(1) Gryba, H. (2004). When a Parent is Hospitalized for Treatment of a Mental Illness: A research project examining a child’s perspective. Visions: BC’s Mental Health and Addictions Journal. Vol.2 No. 2 |Spring 2004. Retrieved on February 26, 2019 from

(2) FMHA, camh, CMHA, and OFCMHAP. (2006). Caring Together: Families As Partners In The Mental Health And Addiction System, p. 8.

(3) Ibid. p.5

(4) Ibid. p.5

(5)Harris, N. (2018, April 26) Accept Your Crying Kid’s Feelings (And Your Own, While You’re At It). Huffington Post. Retrieved February 25, 2019 from

(6)Therrien, A. (2019, February 22). PTSD affects ‘one in 13 by age 19’. BBC News. Retrieved February 26, 2019 from

(7)Ibid. What is PTSD?

(8) Phone interview with Natalie Harris, February 26, 2019.

(9) FMHA, camh, CMHA, and OFCMHAP. (2006). Caring Together: Families As Partners In The Mental Health And Addiction System, p. 4.

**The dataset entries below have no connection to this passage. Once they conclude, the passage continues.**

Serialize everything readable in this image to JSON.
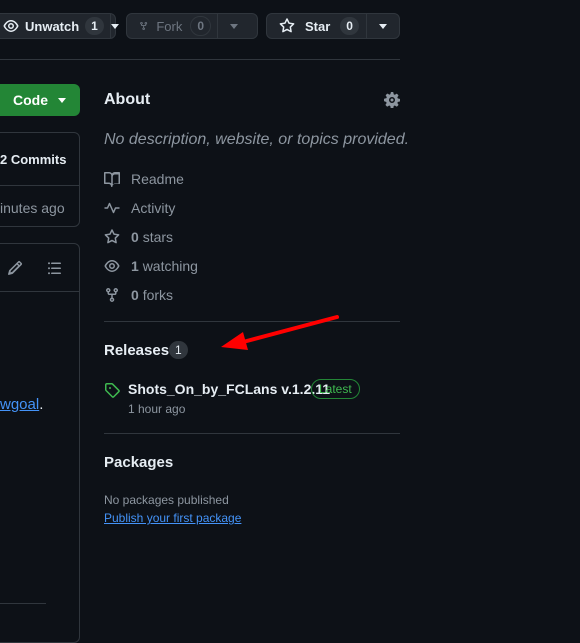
{
  "actions": {
    "unwatch": {
      "label": "Unwatch",
      "count": "1"
    },
    "fork": {
      "label": "Fork",
      "count": "0"
    },
    "star": {
      "label": "Star",
      "count": "0"
    }
  },
  "left": {
    "code_label": "Code",
    "commits_label": "2 Commits",
    "time_partial": "inutes ago",
    "link_partial": "wgoal",
    "link_suffix": "."
  },
  "about": {
    "title": "About",
    "description": "No description, website, or topics provided.",
    "stats": [
      {
        "icon": "book-icon",
        "value": "",
        "label": "Readme"
      },
      {
        "icon": "pulse-icon",
        "value": "",
        "label": "Activity"
      },
      {
        "icon": "star-icon",
        "value": "0",
        "label": "stars"
      },
      {
        "icon": "eye-icon",
        "value": "1",
        "label": "watching"
      },
      {
        "icon": "fork-icon",
        "value": "0",
        "label": "forks"
      }
    ]
  },
  "releases": {
    "title": "Releases",
    "count": "1",
    "name": "Shots_On_by_FCLans v.1.2.11",
    "badge": "Latest",
    "time": "1 hour ago"
  },
  "packages": {
    "title": "Packages",
    "empty_text": "No packages published",
    "link": "Publish your first package"
  },
  "colors": {
    "background": "#0d1117",
    "accent_green": "#238636",
    "link_blue": "#4493f8",
    "arrow_red": "#ff0000"
  }
}
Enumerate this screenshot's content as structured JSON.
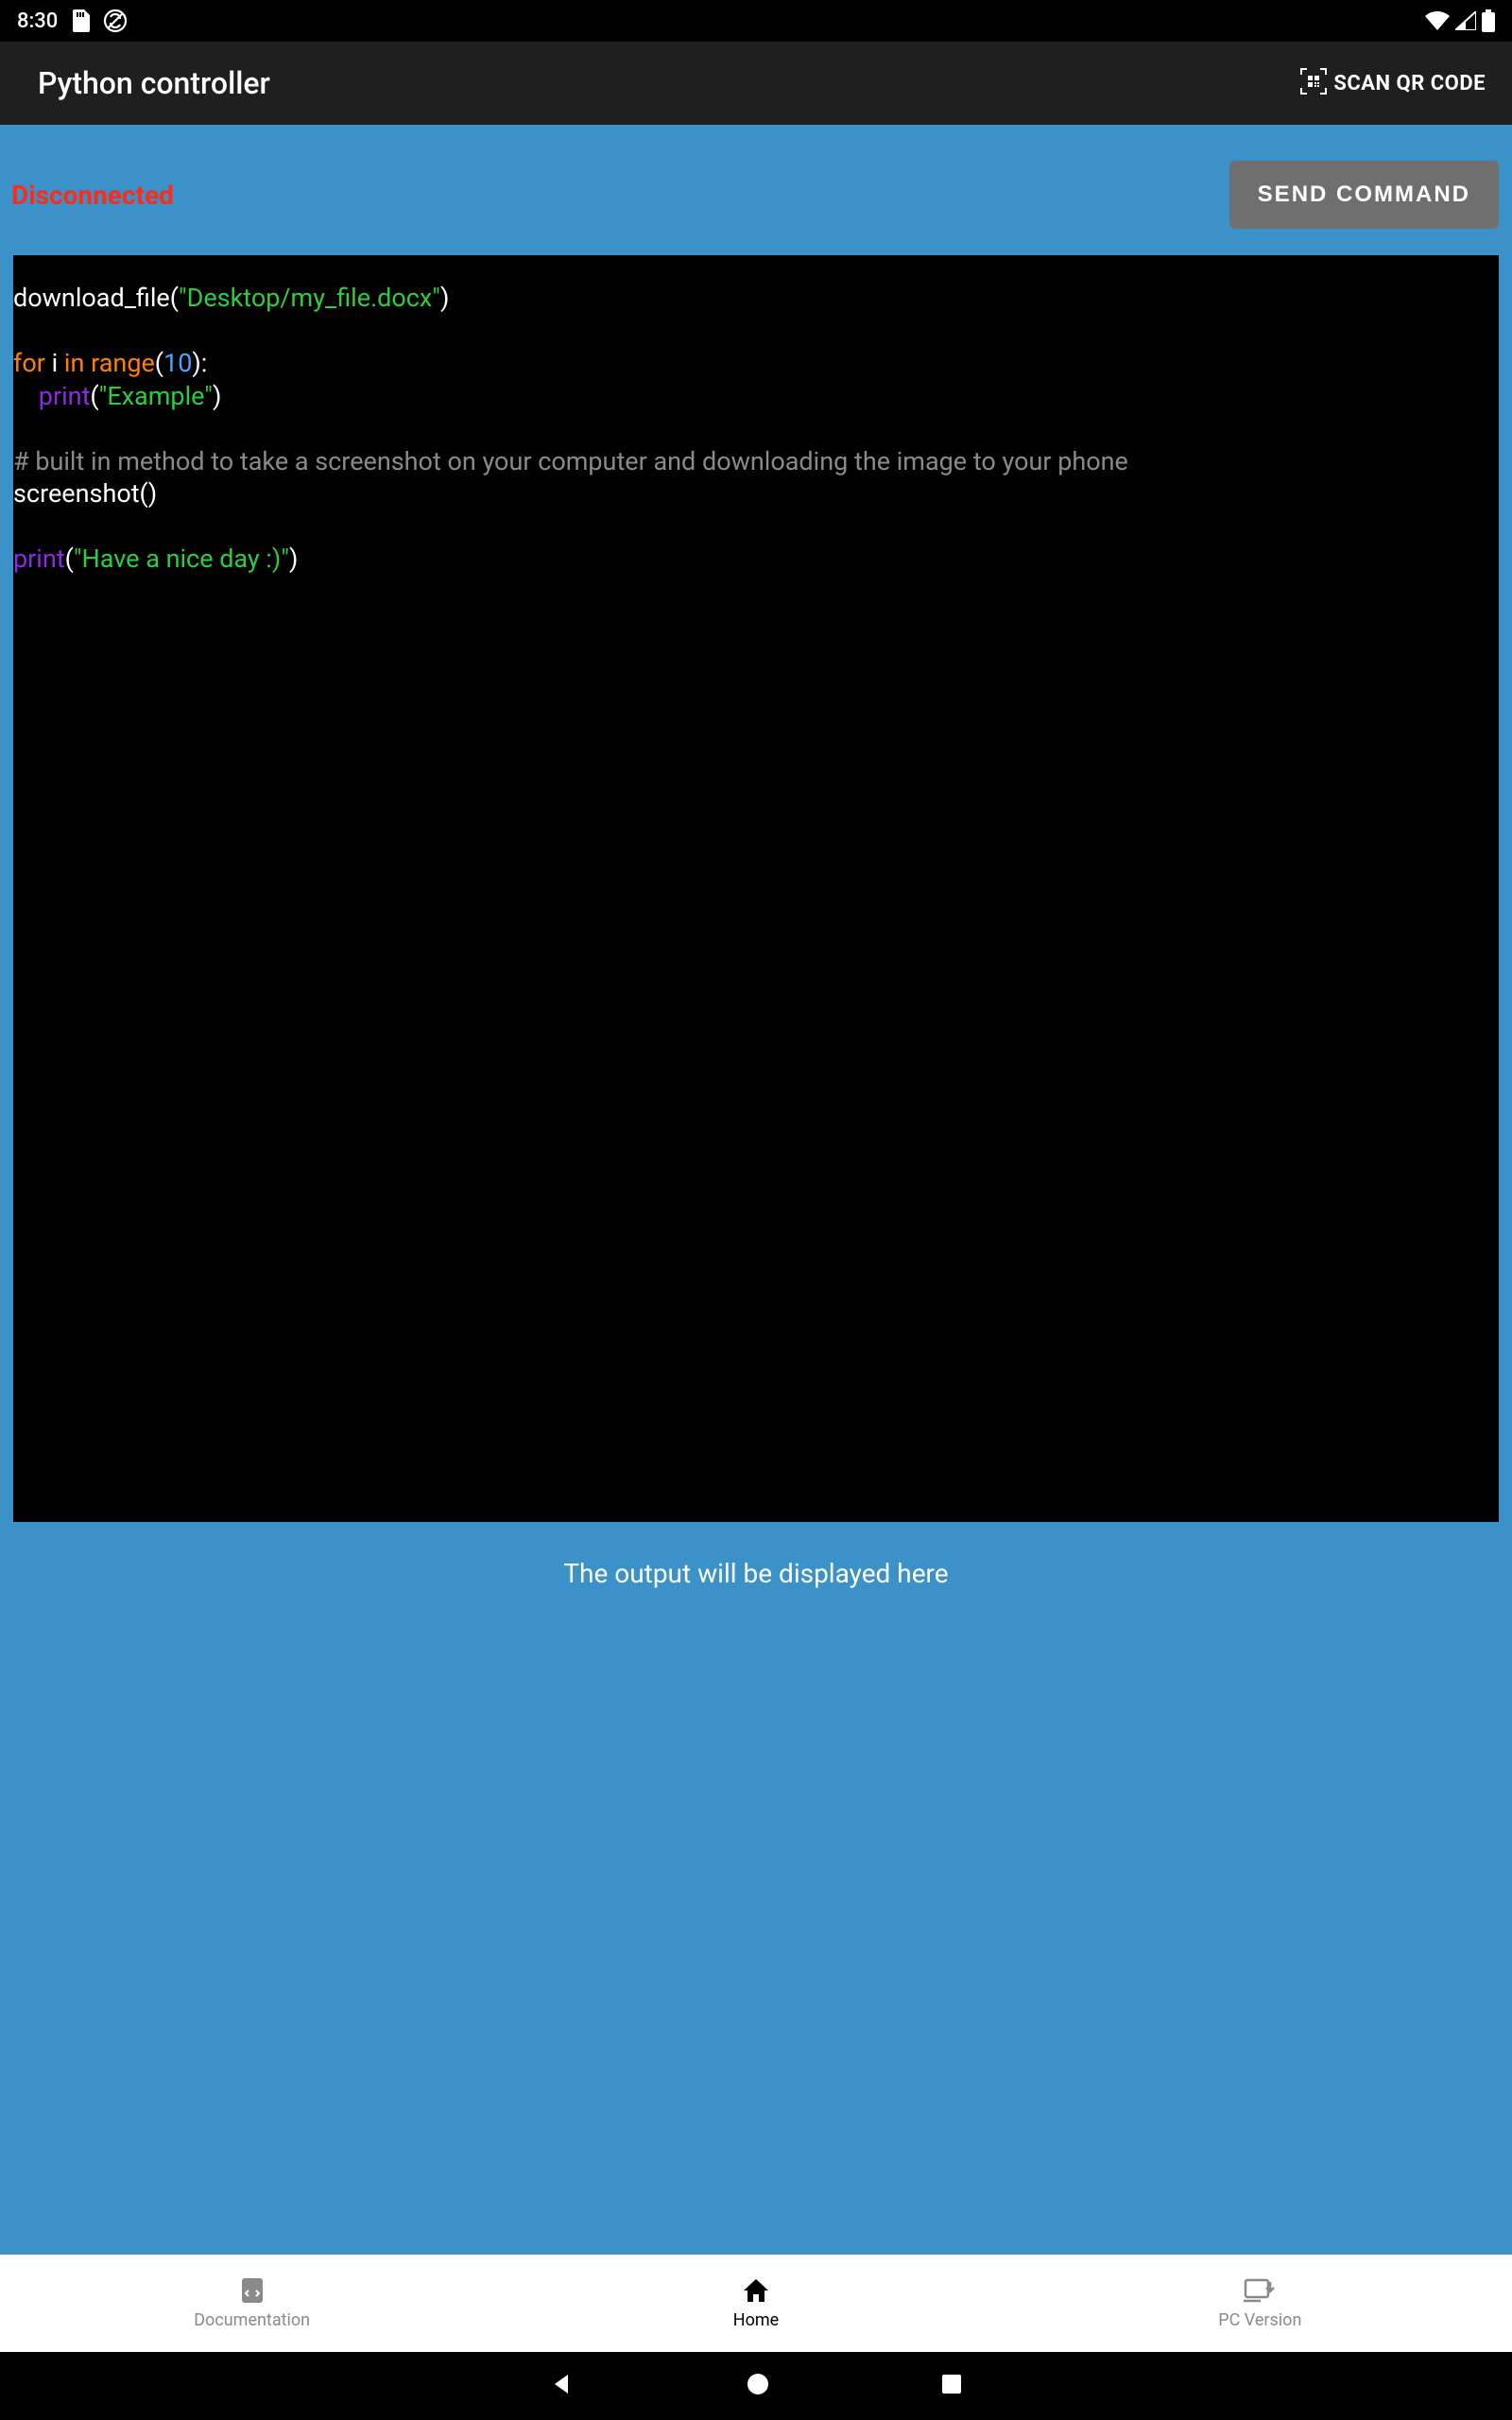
{
  "statusbar": {
    "time": "8:30"
  },
  "actionbar": {
    "title": "Python controller",
    "scan_label": "SCAN QR CODE"
  },
  "top": {
    "status": "Disconnected",
    "send_label": "SEND COMMAND"
  },
  "editor": {
    "code_tokens": [
      {
        "t": "download_file",
        "cls": "tok-fn"
      },
      {
        "t": "(",
        "cls": "tok-paren"
      },
      {
        "t": "\"Desktop/my_file.docx\"",
        "cls": "tok-str"
      },
      {
        "t": ")",
        "cls": "tok-paren"
      },
      {
        "t": "\n\n"
      },
      {
        "t": "for",
        "cls": "tok-kw"
      },
      {
        "t": " i "
      },
      {
        "t": "in",
        "cls": "tok-kw"
      },
      {
        "t": " "
      },
      {
        "t": "range",
        "cls": "tok-kw"
      },
      {
        "t": "(",
        "cls": "tok-paren"
      },
      {
        "t": "10",
        "cls": "tok-num"
      },
      {
        "t": "):",
        "cls": "tok-paren"
      },
      {
        "t": "\n    "
      },
      {
        "t": "print",
        "cls": "tok-builtin"
      },
      {
        "t": "(",
        "cls": "tok-paren"
      },
      {
        "t": "\"Example\"",
        "cls": "tok-str"
      },
      {
        "t": ")",
        "cls": "tok-paren"
      },
      {
        "t": "\n\n"
      },
      {
        "t": "# built in method to take a screenshot on your computer and downloading the image to your phone",
        "cls": "tok-comment"
      },
      {
        "t": "\n"
      },
      {
        "t": "screenshot()",
        "cls": "tok-fn"
      },
      {
        "t": "\n\n"
      },
      {
        "t": "print",
        "cls": "tok-builtin"
      },
      {
        "t": "(",
        "cls": "tok-paren"
      },
      {
        "t": "\"Have a nice day :)\"",
        "cls": "tok-str"
      },
      {
        "t": ")",
        "cls": "tok-paren"
      }
    ]
  },
  "output": {
    "placeholder": "The output will be displayed here"
  },
  "nav": {
    "doc": "Documentation",
    "home": "Home",
    "pc": "PC Version"
  }
}
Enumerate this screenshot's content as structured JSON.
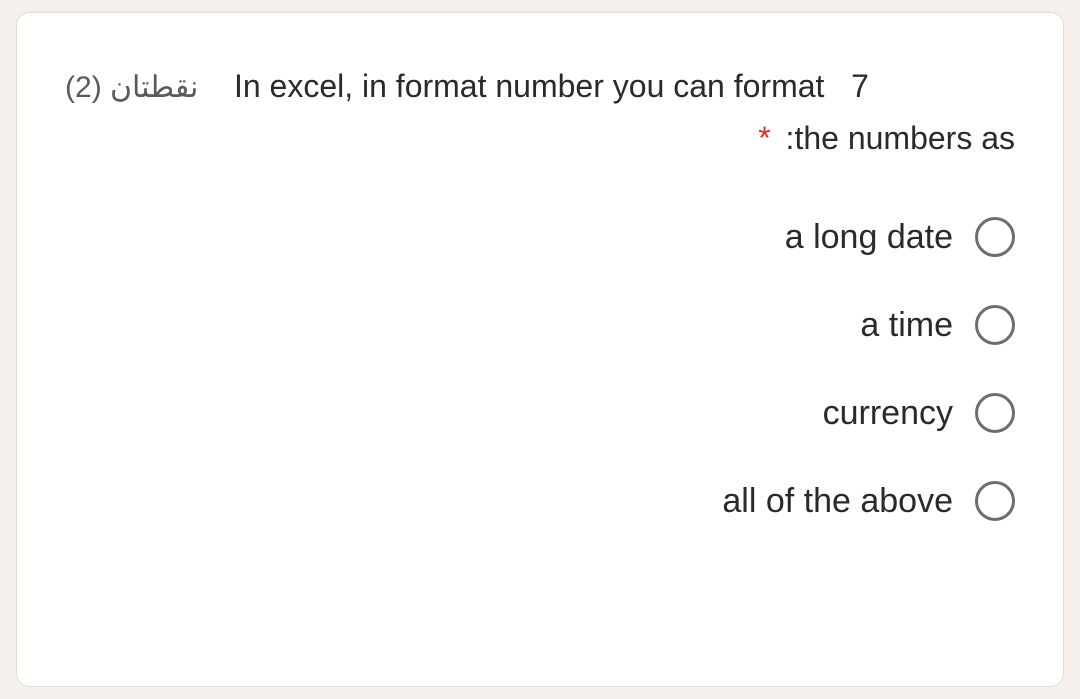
{
  "question": {
    "number": "7",
    "points_text": "نقطتان (2)",
    "text_part1": "In excel, in format number you can format",
    "text_part2": ":the numbers as",
    "required_marker": "*"
  },
  "options": [
    {
      "label": "a long date"
    },
    {
      "label": "a time"
    },
    {
      "label": "currency"
    },
    {
      "label": "all of the above"
    }
  ]
}
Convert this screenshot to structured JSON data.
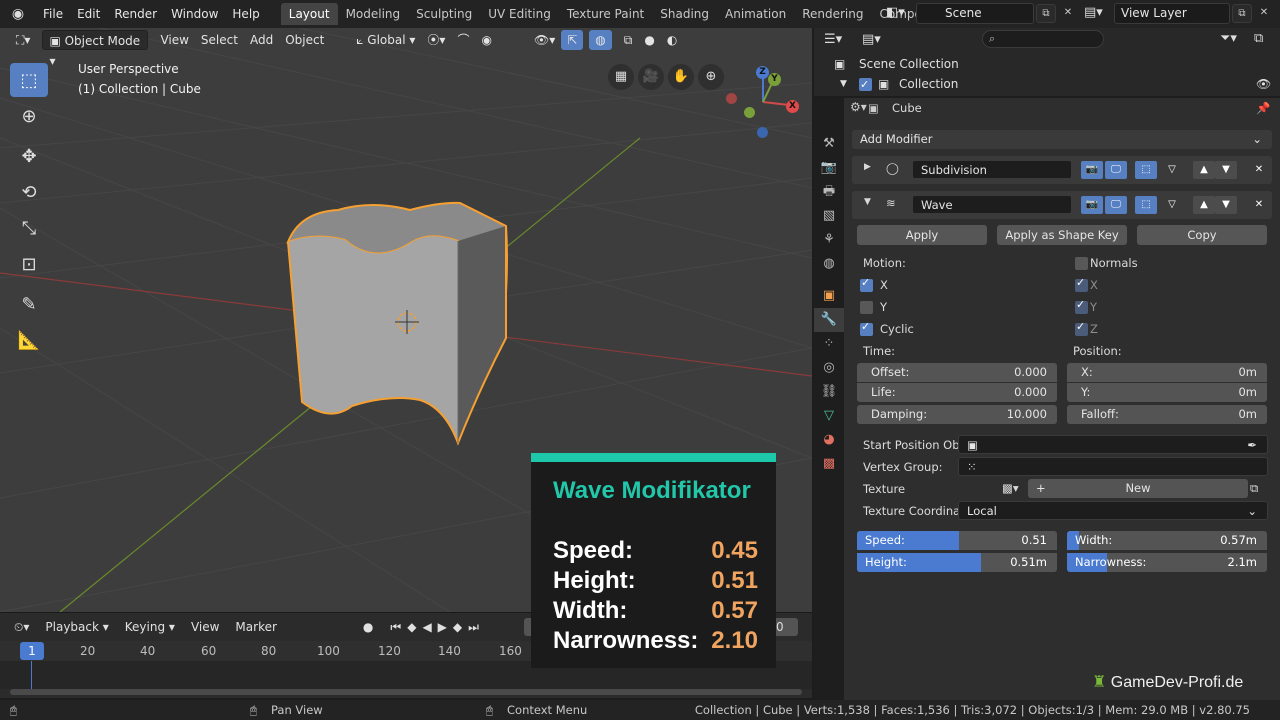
{
  "topbar": {
    "menus": [
      "File",
      "Edit",
      "Render",
      "Window",
      "Help"
    ],
    "workspaces": [
      "Layout",
      "Modeling",
      "Sculpting",
      "UV Editing",
      "Texture Paint",
      "Shading",
      "Animation",
      "Rendering",
      "Compositing"
    ],
    "active_workspace": "Layout",
    "scene": "Scene",
    "view_layer": "View Layer"
  },
  "viewport": {
    "mode": "Object Mode",
    "menus": [
      "View",
      "Select",
      "Add",
      "Object"
    ],
    "orientation": "Global",
    "perspective_label": "User Perspective",
    "collection_label": "(1) Collection | Cube",
    "gizmo": {
      "x": "X",
      "y": "Y",
      "z": "Z"
    }
  },
  "timeline": {
    "menus": [
      "Playback",
      "Keying",
      "View",
      "Marker"
    ],
    "current_frame": "1",
    "end_frame_partial": "0",
    "ticks": [
      "20",
      "40",
      "60",
      "80",
      "100",
      "120",
      "140",
      "160"
    ]
  },
  "card": {
    "title": "Wave Modifikator",
    "rows": [
      {
        "label": "Speed:",
        "value": "0.45"
      },
      {
        "label": "Height:",
        "value": "0.51"
      },
      {
        "label": "Width:",
        "value": "0.57"
      },
      {
        "label": "Narrowness:",
        "value": "2.10"
      }
    ]
  },
  "outliner": {
    "scene_collection": "Scene Collection",
    "collection": "Collection"
  },
  "properties": {
    "object_name": "Cube",
    "add_modifier": "Add Modifier",
    "modifiers": [
      {
        "name": "Subdivision"
      },
      {
        "name": "Wave"
      }
    ],
    "buttons": {
      "apply": "Apply",
      "apply_shape": "Apply as Shape Key",
      "copy": "Copy"
    },
    "motion_label": "Motion:",
    "motion_x": "X",
    "motion_y": "Y",
    "cyclic": "Cyclic",
    "normals": "Normals",
    "normals_x": "X",
    "normals_y": "Y",
    "normals_z": "Z",
    "time_label": "Time:",
    "position_label": "Position:",
    "offset": {
      "label": "Offset:",
      "value": "0.000"
    },
    "life": {
      "label": "Life:",
      "value": "0.000"
    },
    "damping": {
      "label": "Damping:",
      "value": "10.000"
    },
    "pos_x": {
      "label": "X:",
      "value": "0m"
    },
    "pos_y": {
      "label": "Y:",
      "value": "0m"
    },
    "falloff": {
      "label": "Falloff:",
      "value": "0m"
    },
    "start_position": "Start Position Obj...",
    "vertex_group": "Vertex Group:",
    "texture": "Texture",
    "texture_new": "New",
    "texture_coord": "Texture Coordinat...",
    "texture_coord_value": "Local",
    "speed": {
      "label": "Speed:",
      "value": "0.51",
      "fraction": 0.51
    },
    "width": {
      "label": "Width:",
      "value": "0.57m",
      "fraction": 0.06
    },
    "height": {
      "label": "Height:",
      "value": "0.51m",
      "fraction": 0.62
    },
    "narrowness": {
      "label": "Narrowness:",
      "value": "2.1m",
      "fraction": 0.2
    }
  },
  "statusbar": {
    "pan": "Pan View",
    "context": "Context Menu",
    "stats": "Collection | Cube | Verts:1,538 | Faces:1,536 | Tris:3,072 | Objects:1/3 | Mem: 29.0 MB | v2.80.75"
  },
  "watermark": "GameDev-Profi.de",
  "colors": {
    "accent": "#5680c2",
    "card_accent": "#1ec8aa",
    "card_value": "#f0a460",
    "selection": "#f5a030"
  }
}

(10) Lees, Dr. Robert (2004). We’ve Come A Way, But Not Far Enough; Supporting families with parental mental illness. Visions: BC’s Mental Health and Addictions Journal. Vol.2 No. 2 |Spring 2004. p. 4. Retrieved on February 26, 2019 from

(11) Van Vollkinburgh, S. (2005). Working together with Parents with Mental Illness to maintain their Child’s Mental Health. Visions: BC’s Mental Health and Addictions Journal. Vol.2 No. 2 |Spring 2004. p.33. Retrieved on February 26, 2019 from

(12) Ibid.